YOUR TASK
State the number of lines in the listing that contain "this". No further words are expected.

==============================

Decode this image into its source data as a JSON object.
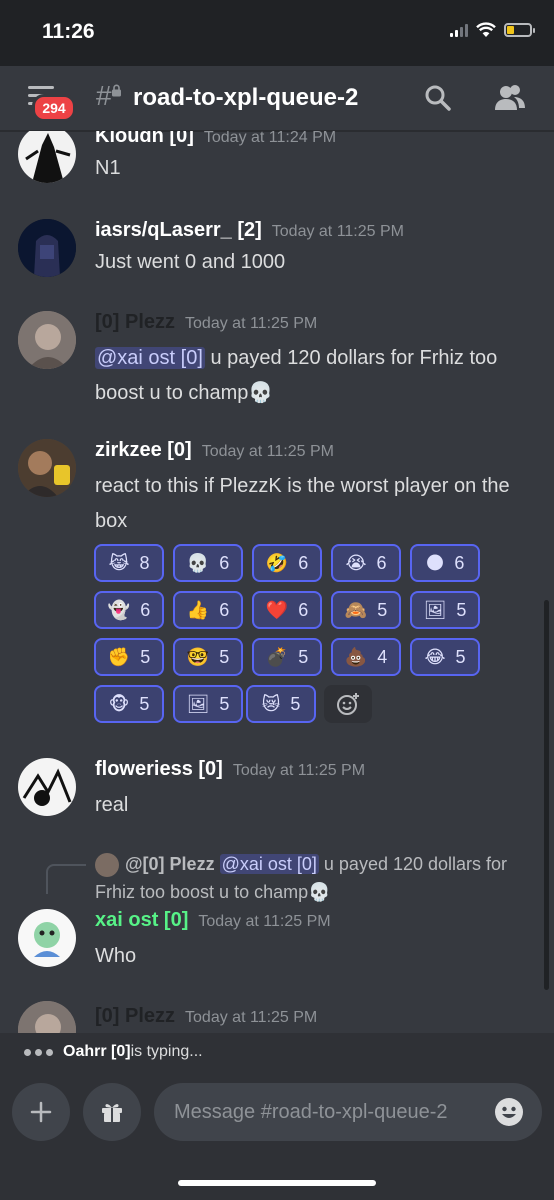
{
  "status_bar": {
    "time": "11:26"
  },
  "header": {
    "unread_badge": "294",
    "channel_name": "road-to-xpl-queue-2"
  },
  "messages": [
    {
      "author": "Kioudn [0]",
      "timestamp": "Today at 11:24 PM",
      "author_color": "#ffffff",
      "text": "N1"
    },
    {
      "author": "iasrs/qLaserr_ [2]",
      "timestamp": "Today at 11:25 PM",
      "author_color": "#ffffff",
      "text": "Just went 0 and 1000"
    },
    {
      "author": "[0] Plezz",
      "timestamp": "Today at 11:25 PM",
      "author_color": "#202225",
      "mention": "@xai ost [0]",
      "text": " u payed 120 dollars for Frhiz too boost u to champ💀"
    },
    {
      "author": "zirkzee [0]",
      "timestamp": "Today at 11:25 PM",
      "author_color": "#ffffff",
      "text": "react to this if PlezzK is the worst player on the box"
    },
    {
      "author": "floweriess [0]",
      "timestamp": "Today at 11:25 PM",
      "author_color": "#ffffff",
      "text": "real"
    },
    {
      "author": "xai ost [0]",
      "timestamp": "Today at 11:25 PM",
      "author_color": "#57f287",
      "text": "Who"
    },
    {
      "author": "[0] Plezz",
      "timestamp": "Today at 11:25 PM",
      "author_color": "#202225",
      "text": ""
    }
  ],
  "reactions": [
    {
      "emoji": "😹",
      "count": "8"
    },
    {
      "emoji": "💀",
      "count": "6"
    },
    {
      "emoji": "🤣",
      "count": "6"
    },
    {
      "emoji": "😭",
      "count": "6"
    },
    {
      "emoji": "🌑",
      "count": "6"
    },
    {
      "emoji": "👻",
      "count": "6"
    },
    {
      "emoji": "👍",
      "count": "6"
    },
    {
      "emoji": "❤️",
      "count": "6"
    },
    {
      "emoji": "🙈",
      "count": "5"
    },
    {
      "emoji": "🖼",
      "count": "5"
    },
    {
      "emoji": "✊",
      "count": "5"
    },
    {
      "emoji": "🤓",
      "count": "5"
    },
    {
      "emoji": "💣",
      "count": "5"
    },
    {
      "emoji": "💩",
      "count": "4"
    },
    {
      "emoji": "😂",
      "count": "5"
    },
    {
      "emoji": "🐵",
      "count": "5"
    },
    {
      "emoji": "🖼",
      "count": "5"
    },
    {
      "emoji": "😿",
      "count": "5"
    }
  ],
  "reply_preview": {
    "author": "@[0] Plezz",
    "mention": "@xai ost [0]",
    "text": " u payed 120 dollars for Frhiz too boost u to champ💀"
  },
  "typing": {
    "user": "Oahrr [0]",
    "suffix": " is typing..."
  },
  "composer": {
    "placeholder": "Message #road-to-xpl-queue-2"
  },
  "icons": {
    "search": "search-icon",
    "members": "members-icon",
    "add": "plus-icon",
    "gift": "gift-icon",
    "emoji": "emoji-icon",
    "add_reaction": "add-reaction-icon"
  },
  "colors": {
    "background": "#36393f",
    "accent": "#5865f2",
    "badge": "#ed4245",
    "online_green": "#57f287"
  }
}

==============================

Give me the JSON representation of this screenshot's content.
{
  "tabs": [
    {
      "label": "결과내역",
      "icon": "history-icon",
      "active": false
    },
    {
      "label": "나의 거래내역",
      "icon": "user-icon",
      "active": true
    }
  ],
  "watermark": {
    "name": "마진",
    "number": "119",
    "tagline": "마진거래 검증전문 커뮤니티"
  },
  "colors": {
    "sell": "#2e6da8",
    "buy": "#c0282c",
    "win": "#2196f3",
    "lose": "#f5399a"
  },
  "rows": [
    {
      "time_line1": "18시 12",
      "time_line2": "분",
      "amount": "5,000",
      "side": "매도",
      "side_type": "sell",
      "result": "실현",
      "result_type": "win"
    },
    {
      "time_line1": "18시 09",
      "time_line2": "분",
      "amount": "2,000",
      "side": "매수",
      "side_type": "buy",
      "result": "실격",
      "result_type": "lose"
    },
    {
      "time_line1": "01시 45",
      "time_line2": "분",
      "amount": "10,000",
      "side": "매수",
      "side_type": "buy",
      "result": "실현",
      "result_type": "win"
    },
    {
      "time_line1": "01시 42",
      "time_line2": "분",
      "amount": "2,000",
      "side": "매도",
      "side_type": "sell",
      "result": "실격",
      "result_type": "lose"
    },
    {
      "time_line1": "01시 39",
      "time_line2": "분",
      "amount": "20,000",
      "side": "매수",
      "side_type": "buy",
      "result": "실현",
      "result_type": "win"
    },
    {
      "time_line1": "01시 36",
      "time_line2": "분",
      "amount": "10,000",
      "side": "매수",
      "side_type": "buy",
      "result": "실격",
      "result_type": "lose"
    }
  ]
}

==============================

ANSWER SPACE
3